Jumping and moving is a great need for young children, even while it is raining. The Popcorn dance is a fun way to make this happen while you are in doors. Parent should place a pieces of paper that are at least one foot away from each other, all around one room (if on a tile floor, tape them down to prevent slipping). Paper can be a variety of colors, shapes sizes or just regular white paper. They can be placed in a line, circle or pattern. Allow your child to jump from one piece of paper to the other. They can count, they can sing, they can jump to music.
Creating New Spaces
This is a fun game for children who enjoy playing with cars or drawing maps. The parent should sit down with the child and either draw a “road” map on a poster sized piece of paper, or using painters tape, make a “road” map with the painters tape on the floor. Now allow the child to drive over the roads with cars, use objects to symbolize buildings, animals, trees, etc. Once the road has be drawn (or tape on the floor) the child can create on their own. Check out our recommended toys and furnishings for your child’s learning environment.

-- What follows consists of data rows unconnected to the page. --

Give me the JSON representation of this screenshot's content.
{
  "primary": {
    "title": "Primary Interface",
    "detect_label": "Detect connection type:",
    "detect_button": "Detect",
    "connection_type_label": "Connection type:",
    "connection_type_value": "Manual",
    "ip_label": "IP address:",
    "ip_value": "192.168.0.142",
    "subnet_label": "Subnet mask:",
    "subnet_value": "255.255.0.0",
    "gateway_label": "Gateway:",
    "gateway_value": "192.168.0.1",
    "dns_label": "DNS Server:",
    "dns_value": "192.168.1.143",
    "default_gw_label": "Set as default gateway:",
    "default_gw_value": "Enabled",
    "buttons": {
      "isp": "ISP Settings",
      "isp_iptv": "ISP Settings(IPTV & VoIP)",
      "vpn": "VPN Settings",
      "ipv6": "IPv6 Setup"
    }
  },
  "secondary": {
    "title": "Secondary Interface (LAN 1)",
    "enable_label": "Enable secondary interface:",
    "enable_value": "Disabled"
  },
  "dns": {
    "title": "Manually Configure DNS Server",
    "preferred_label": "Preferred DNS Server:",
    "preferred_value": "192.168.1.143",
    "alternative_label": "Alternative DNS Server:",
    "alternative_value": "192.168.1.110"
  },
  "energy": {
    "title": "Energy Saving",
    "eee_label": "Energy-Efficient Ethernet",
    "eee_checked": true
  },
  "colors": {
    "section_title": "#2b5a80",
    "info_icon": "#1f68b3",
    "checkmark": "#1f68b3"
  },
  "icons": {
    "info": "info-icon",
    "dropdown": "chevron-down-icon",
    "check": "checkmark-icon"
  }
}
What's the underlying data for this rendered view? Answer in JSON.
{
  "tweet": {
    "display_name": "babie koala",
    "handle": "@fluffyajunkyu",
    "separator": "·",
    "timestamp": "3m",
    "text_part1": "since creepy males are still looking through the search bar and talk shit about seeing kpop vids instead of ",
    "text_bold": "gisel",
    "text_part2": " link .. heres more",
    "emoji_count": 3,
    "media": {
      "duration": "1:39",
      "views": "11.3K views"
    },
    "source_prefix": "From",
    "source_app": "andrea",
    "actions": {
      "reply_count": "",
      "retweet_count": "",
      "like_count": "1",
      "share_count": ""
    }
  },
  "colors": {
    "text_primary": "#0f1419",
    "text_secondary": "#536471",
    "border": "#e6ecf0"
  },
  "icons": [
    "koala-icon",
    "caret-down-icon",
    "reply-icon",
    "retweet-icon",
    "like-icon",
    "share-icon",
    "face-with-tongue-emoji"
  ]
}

Looking for Specific Activities that you can use to teach your child Preschool and Kindergarten Readiness Skills? Visit our Activities Page to see how you can prepare your child from your home.
Remember – Rain wont’ hurt so it’s important to go outside and experience the rain, but when you must stay inside all day , these activities will surely help keep your littles’ occupied.
Jeana Kinne is an Early Childhood Development Specialist, author and mastermind behind JD Educational, a site dedicated to helping you prepare your child for preschool or kindergarten. Her posts help offer great options for learning toys, ways to learn through every day activities, and ways to manage difficult childhood behaviors. Her newest book (available for pre-order now!!) tackles strategies for helping our little ones calm down when they get upset. It even comes with a comforting stuffie and parent guide to implementing the suggested strategies into every day life. Read more about Jeana HERE